Copy out the lines below that hold the word "text".

···

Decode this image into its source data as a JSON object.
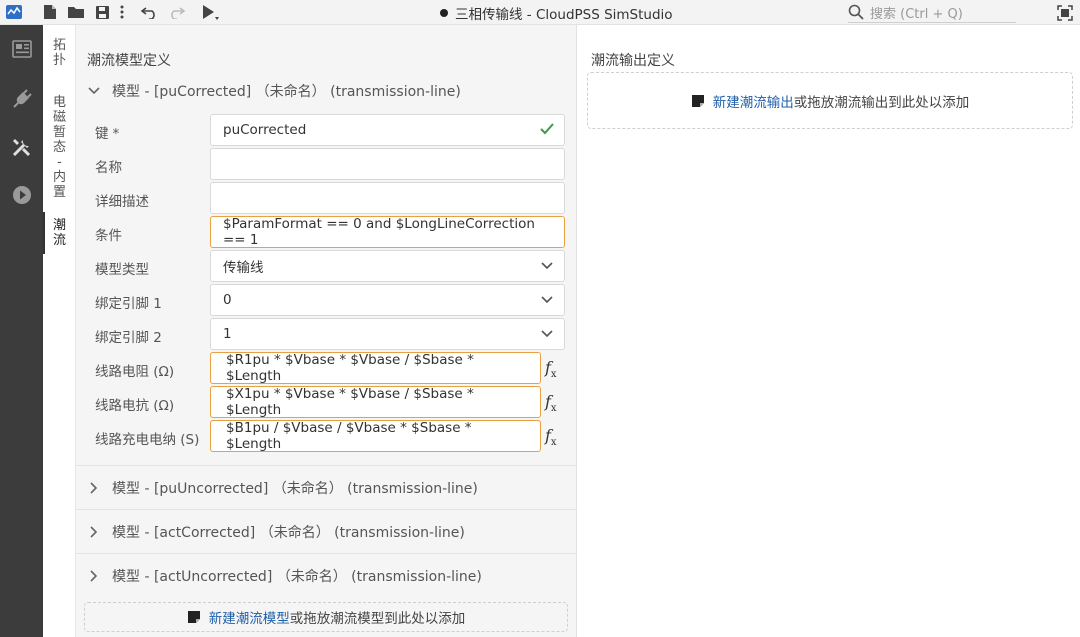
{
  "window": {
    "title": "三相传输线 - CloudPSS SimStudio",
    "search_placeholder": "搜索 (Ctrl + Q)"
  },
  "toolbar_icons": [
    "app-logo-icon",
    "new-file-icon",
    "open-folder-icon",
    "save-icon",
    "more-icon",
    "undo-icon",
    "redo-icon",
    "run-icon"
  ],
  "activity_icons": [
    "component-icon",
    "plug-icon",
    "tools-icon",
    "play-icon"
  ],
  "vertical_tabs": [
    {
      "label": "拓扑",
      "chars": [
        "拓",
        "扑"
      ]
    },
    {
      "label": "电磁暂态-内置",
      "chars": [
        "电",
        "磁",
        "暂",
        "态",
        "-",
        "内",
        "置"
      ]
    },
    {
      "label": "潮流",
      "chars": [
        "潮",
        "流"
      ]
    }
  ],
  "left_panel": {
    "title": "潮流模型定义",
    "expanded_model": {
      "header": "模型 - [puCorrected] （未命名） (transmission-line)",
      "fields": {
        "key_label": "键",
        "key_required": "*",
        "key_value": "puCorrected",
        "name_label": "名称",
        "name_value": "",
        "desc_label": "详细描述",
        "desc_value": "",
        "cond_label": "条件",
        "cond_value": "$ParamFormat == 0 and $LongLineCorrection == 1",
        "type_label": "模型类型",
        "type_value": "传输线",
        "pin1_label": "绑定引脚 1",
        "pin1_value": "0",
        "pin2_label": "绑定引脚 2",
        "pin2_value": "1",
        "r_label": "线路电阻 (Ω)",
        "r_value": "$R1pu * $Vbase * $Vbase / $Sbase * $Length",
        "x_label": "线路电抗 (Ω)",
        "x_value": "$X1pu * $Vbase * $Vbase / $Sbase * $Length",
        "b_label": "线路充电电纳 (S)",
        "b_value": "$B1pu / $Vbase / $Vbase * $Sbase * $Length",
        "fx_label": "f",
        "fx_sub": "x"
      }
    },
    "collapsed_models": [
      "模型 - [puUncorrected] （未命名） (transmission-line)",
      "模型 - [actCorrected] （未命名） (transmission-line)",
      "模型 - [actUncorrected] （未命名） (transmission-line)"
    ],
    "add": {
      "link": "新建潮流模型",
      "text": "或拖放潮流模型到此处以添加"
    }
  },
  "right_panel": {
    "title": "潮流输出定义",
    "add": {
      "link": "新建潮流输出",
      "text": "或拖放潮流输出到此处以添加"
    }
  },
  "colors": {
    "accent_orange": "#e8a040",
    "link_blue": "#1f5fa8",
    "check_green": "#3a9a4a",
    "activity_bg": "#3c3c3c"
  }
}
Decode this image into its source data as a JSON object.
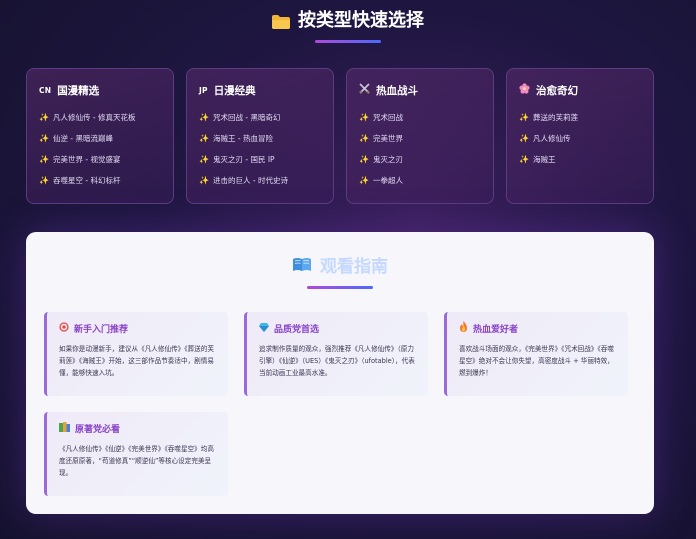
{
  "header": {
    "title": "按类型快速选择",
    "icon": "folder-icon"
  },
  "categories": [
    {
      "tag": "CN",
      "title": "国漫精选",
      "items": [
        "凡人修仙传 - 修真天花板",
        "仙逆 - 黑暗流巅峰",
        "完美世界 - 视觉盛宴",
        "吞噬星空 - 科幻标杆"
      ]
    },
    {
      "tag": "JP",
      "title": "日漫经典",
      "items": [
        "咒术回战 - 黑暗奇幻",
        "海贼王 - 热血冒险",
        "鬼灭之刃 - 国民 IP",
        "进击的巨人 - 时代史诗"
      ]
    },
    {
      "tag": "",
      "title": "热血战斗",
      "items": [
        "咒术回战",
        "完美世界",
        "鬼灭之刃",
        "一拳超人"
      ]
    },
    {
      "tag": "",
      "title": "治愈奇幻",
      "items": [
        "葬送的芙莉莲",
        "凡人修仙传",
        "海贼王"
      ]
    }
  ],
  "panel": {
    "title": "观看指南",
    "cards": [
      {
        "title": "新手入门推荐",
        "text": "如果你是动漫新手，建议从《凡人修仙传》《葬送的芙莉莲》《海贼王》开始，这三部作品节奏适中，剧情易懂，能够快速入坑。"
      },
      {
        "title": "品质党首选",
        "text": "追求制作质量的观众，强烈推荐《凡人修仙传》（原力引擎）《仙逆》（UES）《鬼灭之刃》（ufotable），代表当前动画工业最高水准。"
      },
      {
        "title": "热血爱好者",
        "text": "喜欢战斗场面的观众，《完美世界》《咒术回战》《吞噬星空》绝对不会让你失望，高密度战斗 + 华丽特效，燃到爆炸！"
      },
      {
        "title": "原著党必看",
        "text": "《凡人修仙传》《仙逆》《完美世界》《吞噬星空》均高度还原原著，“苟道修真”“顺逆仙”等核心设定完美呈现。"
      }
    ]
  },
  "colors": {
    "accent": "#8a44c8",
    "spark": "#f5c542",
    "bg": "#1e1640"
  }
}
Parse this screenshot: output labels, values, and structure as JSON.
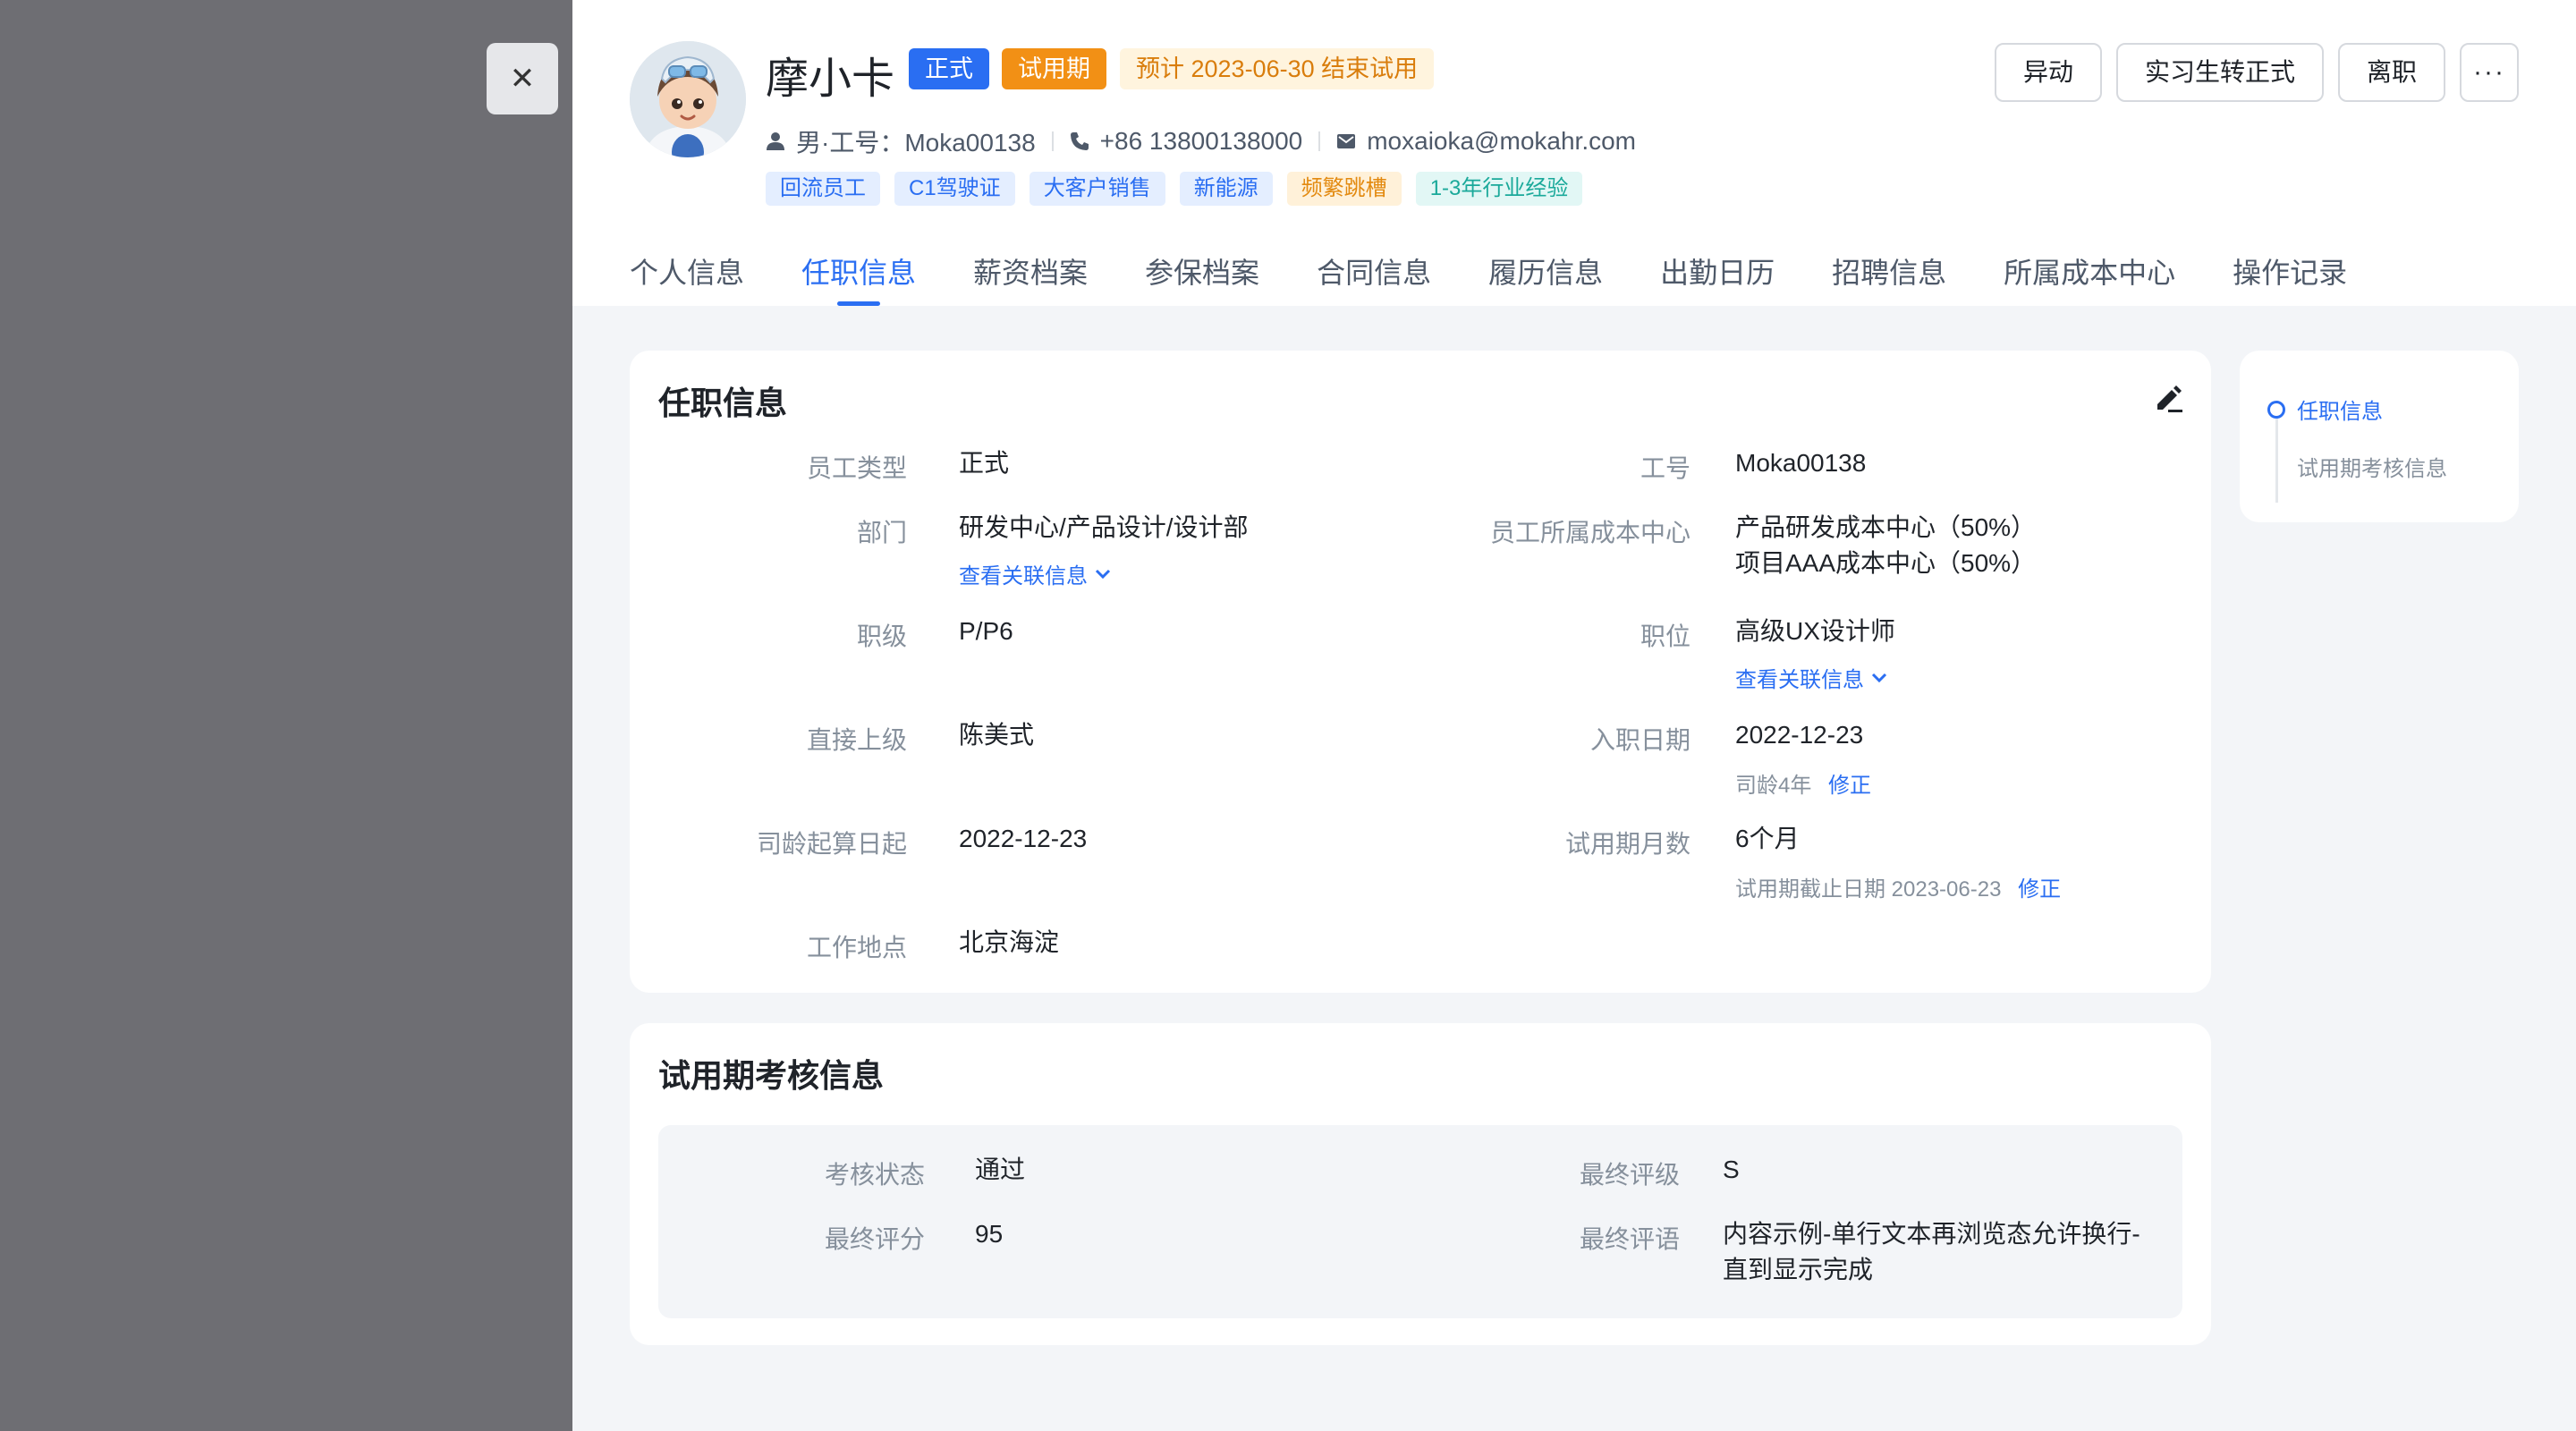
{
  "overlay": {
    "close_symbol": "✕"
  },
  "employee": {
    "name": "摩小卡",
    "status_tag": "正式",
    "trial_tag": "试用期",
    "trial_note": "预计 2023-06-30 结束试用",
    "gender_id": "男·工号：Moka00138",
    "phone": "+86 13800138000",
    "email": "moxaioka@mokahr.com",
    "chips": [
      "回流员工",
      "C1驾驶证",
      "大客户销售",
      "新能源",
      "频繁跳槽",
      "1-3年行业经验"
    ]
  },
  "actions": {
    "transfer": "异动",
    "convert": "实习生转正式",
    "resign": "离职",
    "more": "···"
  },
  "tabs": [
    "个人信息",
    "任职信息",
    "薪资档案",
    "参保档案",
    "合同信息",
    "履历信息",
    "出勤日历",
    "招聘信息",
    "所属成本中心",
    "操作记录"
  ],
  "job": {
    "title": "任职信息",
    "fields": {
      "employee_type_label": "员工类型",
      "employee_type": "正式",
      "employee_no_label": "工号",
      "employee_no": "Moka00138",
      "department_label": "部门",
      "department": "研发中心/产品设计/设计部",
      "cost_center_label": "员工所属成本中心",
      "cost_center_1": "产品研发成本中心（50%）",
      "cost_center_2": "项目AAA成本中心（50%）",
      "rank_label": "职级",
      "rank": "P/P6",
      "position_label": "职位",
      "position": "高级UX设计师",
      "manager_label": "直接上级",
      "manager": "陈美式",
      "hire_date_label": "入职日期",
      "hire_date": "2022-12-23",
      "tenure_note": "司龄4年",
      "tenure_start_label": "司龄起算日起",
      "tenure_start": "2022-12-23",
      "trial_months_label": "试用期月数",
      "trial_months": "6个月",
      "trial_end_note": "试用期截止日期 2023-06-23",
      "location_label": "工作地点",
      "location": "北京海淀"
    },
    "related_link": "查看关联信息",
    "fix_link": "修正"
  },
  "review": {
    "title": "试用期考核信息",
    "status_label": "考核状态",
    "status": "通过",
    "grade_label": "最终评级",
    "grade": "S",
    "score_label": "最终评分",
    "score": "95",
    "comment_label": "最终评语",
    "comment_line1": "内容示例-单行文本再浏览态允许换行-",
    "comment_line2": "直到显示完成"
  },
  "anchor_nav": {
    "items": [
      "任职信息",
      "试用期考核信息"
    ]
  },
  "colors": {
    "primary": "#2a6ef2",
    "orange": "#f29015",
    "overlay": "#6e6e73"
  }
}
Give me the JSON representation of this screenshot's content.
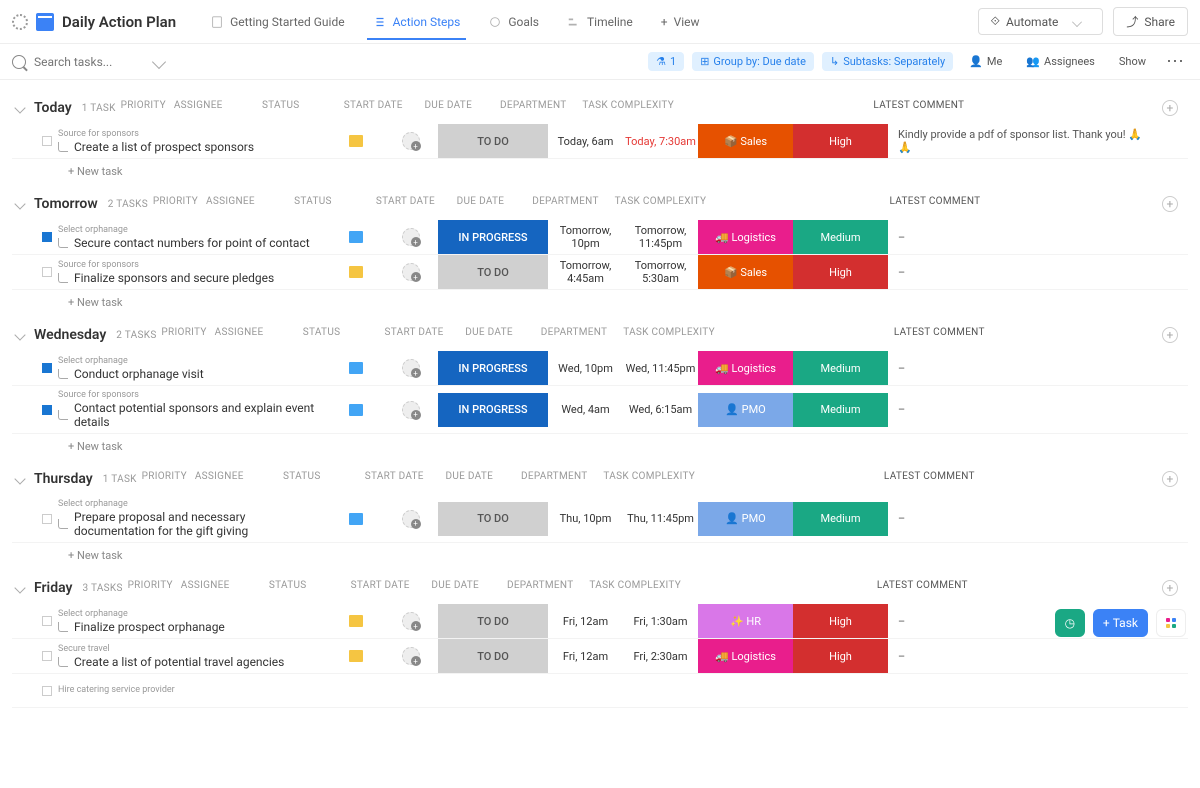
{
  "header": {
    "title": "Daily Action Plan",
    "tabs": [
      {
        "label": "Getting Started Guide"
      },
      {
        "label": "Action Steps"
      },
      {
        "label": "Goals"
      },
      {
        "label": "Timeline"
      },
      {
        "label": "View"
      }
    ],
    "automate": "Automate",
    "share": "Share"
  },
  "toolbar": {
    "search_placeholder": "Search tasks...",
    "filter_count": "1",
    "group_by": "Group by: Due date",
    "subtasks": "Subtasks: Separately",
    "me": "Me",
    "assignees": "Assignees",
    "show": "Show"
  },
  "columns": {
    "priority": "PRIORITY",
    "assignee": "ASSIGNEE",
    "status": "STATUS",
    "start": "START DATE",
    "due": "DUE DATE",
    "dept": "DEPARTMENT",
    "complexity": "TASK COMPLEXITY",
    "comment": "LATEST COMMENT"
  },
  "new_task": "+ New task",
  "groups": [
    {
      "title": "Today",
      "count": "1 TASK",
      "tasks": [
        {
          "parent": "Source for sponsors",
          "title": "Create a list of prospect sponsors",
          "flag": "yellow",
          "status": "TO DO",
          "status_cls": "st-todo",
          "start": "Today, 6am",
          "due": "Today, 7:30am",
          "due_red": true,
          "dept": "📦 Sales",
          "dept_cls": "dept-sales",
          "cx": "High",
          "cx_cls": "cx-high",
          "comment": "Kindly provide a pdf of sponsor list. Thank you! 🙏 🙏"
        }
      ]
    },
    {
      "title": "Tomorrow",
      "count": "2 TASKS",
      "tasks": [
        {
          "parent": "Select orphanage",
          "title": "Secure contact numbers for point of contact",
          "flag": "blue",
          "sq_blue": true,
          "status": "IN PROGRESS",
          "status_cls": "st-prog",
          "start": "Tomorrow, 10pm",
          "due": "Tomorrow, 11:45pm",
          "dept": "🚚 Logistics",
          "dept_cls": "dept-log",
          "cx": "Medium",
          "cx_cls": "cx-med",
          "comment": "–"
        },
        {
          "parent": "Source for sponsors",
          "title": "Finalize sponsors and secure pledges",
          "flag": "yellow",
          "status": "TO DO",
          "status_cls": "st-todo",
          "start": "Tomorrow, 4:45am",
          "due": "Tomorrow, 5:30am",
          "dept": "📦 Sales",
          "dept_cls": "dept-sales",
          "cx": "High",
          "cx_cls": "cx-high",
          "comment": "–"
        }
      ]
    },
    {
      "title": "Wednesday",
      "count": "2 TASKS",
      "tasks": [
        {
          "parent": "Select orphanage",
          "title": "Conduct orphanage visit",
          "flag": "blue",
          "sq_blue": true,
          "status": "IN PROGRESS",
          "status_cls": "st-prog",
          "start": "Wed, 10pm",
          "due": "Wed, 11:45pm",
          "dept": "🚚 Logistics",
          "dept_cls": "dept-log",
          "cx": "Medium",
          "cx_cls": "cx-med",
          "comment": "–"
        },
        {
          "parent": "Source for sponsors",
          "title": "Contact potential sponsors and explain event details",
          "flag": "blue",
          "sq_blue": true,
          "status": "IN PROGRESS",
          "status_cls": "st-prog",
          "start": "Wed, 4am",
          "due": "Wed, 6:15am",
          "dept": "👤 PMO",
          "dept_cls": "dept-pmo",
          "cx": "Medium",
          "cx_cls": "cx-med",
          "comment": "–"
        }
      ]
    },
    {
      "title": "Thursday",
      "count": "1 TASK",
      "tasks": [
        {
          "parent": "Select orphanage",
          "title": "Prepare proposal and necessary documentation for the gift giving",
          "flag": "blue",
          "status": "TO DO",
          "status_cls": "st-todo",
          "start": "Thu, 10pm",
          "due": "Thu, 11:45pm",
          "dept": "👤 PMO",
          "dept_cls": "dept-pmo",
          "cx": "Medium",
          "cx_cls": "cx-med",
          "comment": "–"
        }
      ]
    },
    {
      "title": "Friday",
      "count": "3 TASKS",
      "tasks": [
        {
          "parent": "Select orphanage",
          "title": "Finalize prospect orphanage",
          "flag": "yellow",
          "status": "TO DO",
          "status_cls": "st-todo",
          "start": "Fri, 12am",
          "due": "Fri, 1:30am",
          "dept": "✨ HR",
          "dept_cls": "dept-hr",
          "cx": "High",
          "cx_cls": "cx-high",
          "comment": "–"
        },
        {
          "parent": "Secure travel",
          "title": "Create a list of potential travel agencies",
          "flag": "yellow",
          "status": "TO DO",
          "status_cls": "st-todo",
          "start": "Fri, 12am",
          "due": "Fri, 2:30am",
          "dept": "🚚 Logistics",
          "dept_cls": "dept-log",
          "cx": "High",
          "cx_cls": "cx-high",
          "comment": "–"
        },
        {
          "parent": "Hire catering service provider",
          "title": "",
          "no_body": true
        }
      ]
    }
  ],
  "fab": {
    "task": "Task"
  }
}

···

## Solved problem
      "text": "或拖放潮流模型到此处以添加"
      "text": "或拖放潮流输出到此处以添加"
        "text": "如果你是动漫新手，建议从《凡人修仙传》《葬送的芙莉莲》《海贼王》开始，这三部作品节奏适中，剧情易懂，能够快速入坑。"
        "text": "追求制作质量的观众，强烈推荐《凡人修仙传》（原力引擎）《仙逆》（UES）《鬼灭之刃》（ufotable），代表当前动画工业最高水准。"
        "text": "喜欢战斗场面的观众，《完美世界》《咒术回战》《吞噬星空》绝对不会让你失望，高密度战斗 + 华丽特效，燃到爆炸！"
        "text": "《凡人修仙传》《仙逆》《完美世界》《吞噬星空》均高度还原原著，“苟道修真”“顺逆仙”等核心设定完美呈现。"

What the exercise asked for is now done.